Your company’s business depends on the professional communication skills of bilingual employees. How does this play a role in the hiring process? According to the resumes reviewed, many candidates are heritage speakers of the languages needed. If these applicants already speak the desired language, why is it important to test their language proficiency?
The term “heritage” refers to how individuals acquired their language abilities—not to how proficient they may or may not be in the language. For this reason, testing the language skills of heritage speakers must be part of the hiring process.
Many heritage speakers learn their heritage language in an informal setting (e.g., at home or in their communities) and use that language with family, friends, and co-workers. They may have native-like pronunciation, be confident when dealing with highly familiar topics, and engage freely and fluently on topics related to everyday life. Heritage speakers are typically exposed to their heritage language in childhood but may or may not have learned the language to its full functional capacity because another language became dominant in their day-to-day interactions. They may have never even received formal education in their heritage language. In fact, heritage speakers residing in the U.S. have typically received most of their formal education in English-speaking schools, and for this reason, they may not have all the functional abilities in their heritage language that they have in English.
The term “heritage” does not indicate or predict any specific proficiency level. Heritage speakers’ extensive exposure to the language in informal contexts may result in profiles that differ from those of traditional second language learners. Nonetheless, their functional ability of language is assessed according to a common set of criteria, which corresponds to a given proficiency level. Their language skills can be assessed at any level of the proficiency scale as described in the ACTFL Proficiency Guidelines.
The features of heritage Intermediate-level speakers are remarkably similar to those of second language learners in terms of their development of the functions associated with the Advanced level (lack of structural control, limited vocabulary, and the inability to perform the task). On the other hand, the speech of heritage speakers—even at the Intermediate level—may be marked by more fluency and confidence and more ability to fill cultural and linguistic gaps than is usually the case with Intermediate-level second language learners.
Advanced-level heritage speakers typically perform Advanced-level tasks with quantity and quality. Their native-like pronunciation and fluency, as well as their extensive vocabulary and structural control, may distinguish them from their second language learner counterparts. When asked to perform tasks at the Superior level, Advanced-level heritage speakers may not demonstrate errors in language control nor diminishing fluency but rather may avoid addressing a Superior-level task.
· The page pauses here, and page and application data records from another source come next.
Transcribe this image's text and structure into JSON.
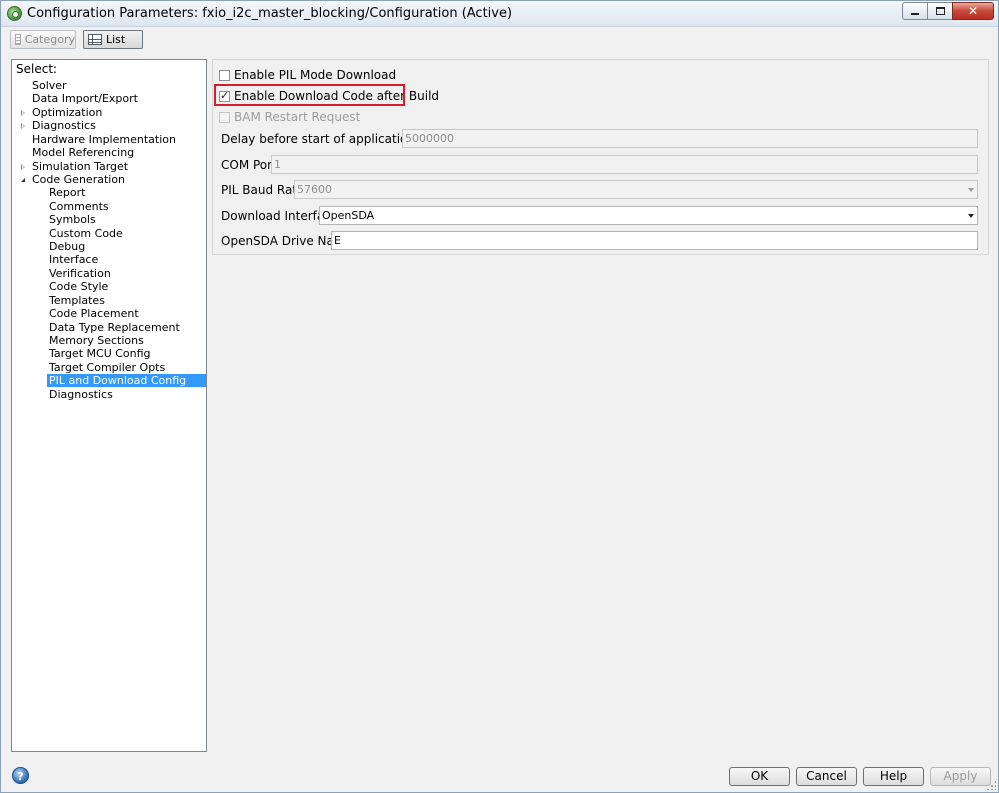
{
  "window": {
    "title": "Configuration Parameters: fxio_i2c_master_blocking/Configuration (Active)",
    "controls": {
      "minimize": "",
      "maximize": "",
      "close": "✕"
    }
  },
  "toolbar": {
    "category_label": "Category",
    "list_label": "List"
  },
  "tree": {
    "header": "Select:",
    "items": [
      {
        "label": "Solver",
        "indent": 1,
        "expander": "",
        "selected": false
      },
      {
        "label": "Data Import/Export",
        "indent": 1,
        "expander": "",
        "selected": false
      },
      {
        "label": "Optimization",
        "indent": 1,
        "expander": "closed",
        "selected": false
      },
      {
        "label": "Diagnostics",
        "indent": 1,
        "expander": "closed",
        "selected": false
      },
      {
        "label": "Hardware Implementation",
        "indent": 1,
        "expander": "",
        "selected": false
      },
      {
        "label": "Model Referencing",
        "indent": 1,
        "expander": "",
        "selected": false
      },
      {
        "label": "Simulation Target",
        "indent": 1,
        "expander": "closed",
        "selected": false
      },
      {
        "label": "Code Generation",
        "indent": 1,
        "expander": "open",
        "selected": false
      },
      {
        "label": "Report",
        "indent": 2,
        "expander": "",
        "selected": false
      },
      {
        "label": "Comments",
        "indent": 2,
        "expander": "",
        "selected": false
      },
      {
        "label": "Symbols",
        "indent": 2,
        "expander": "",
        "selected": false
      },
      {
        "label": "Custom Code",
        "indent": 2,
        "expander": "",
        "selected": false
      },
      {
        "label": "Debug",
        "indent": 2,
        "expander": "",
        "selected": false
      },
      {
        "label": "Interface",
        "indent": 2,
        "expander": "",
        "selected": false
      },
      {
        "label": "Verification",
        "indent": 2,
        "expander": "",
        "selected": false
      },
      {
        "label": "Code Style",
        "indent": 2,
        "expander": "",
        "selected": false
      },
      {
        "label": "Templates",
        "indent": 2,
        "expander": "",
        "selected": false
      },
      {
        "label": "Code Placement",
        "indent": 2,
        "expander": "",
        "selected": false
      },
      {
        "label": "Data Type Replacement",
        "indent": 2,
        "expander": "",
        "selected": false
      },
      {
        "label": "Memory Sections",
        "indent": 2,
        "expander": "",
        "selected": false
      },
      {
        "label": "Target MCU Config",
        "indent": 2,
        "expander": "",
        "selected": false
      },
      {
        "label": "Target Compiler Opts",
        "indent": 2,
        "expander": "",
        "selected": false
      },
      {
        "label": "PIL and Download Config",
        "indent": 2,
        "expander": "",
        "selected": true
      },
      {
        "label": "Diagnostics",
        "indent": 2,
        "expander": "",
        "selected": false
      }
    ]
  },
  "settings": {
    "enable_pil": {
      "label": "Enable PIL Mode Download",
      "checked": false
    },
    "enable_download": {
      "label": "Enable Download Code after Build",
      "checked": true
    },
    "bam_restart": {
      "label": "BAM Restart Request",
      "checked": false
    },
    "delay": {
      "label": "Delay before start of application (us)",
      "value": "5000000"
    },
    "com_port": {
      "label": "COM Port",
      "value": "1"
    },
    "baud_rate": {
      "label": "PIL Baud Rate",
      "value": "57600"
    },
    "download_interface": {
      "label": "Download Interface",
      "value": "OpenSDA"
    },
    "drive_name": {
      "label": "OpenSDA Drive Name",
      "value": "E"
    }
  },
  "buttons": {
    "help_icon": "?",
    "ok": "OK",
    "cancel": "Cancel",
    "help": "Help",
    "apply": "Apply"
  },
  "colors": {
    "selection": "#3399ff",
    "highlight_border": "#d21e2b"
  }
}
For example, rather than supporting an opinion, they may provide anecdotal information; rather than discussing a topic at the issues level and from an abstract perspective, they may resort to a concrete treatment of the topic; rather than speculating on possible outcomes when asked to hypothesize, they may describe a real situation.
Heritage speakers at the Superior level demonstrate the ability to sustain the Superior-level tasks in extended discourse, using precise vocabulary, and with no patterned errors. They are not rated Superior because of the way they sound but rather because their ability to use the language effectively falls within the functional requirements for thatlevel.
Why, then, should businesses test heritage speakers’ language skills? The term “heritage” does not identify what speakers can do with language, nor does it indicate how well theycan communicate in different situations. Simply identifying oneself as a “heritage speaker” of a language does not provide evidence to a prospective employer as to whether that person has the language skills appropriate for the demands of the workplace. Official testing of language abilities does provide this information. Testing heritage speakers, using official ACTFL assessments and reporting results based on the ACTFL Proficiency Guidelines, enables employers to have confidence in their hiring decisions.
Language Testing International, Inc. (LTI), the exclusive licensee of ACTFL, offers businesses a wide variety of commercial and official testing options to assess language ability. Proficiency scores enable employers to compare language abilities with the linguistic requirements of any given position and to hire with evidence that the speaker can meet those requirements. (Click here to view the Oral Proficiency levels in the Workplace chart released by ACTFL.)
Lisa March is a bilingual Marketing and Sales Executive. She works closely with LTI on strategic partnerships, business development and marketing. Her efforts help LTI scale the use and implementation of language assessments in schools, institutions, corporations and government agencies.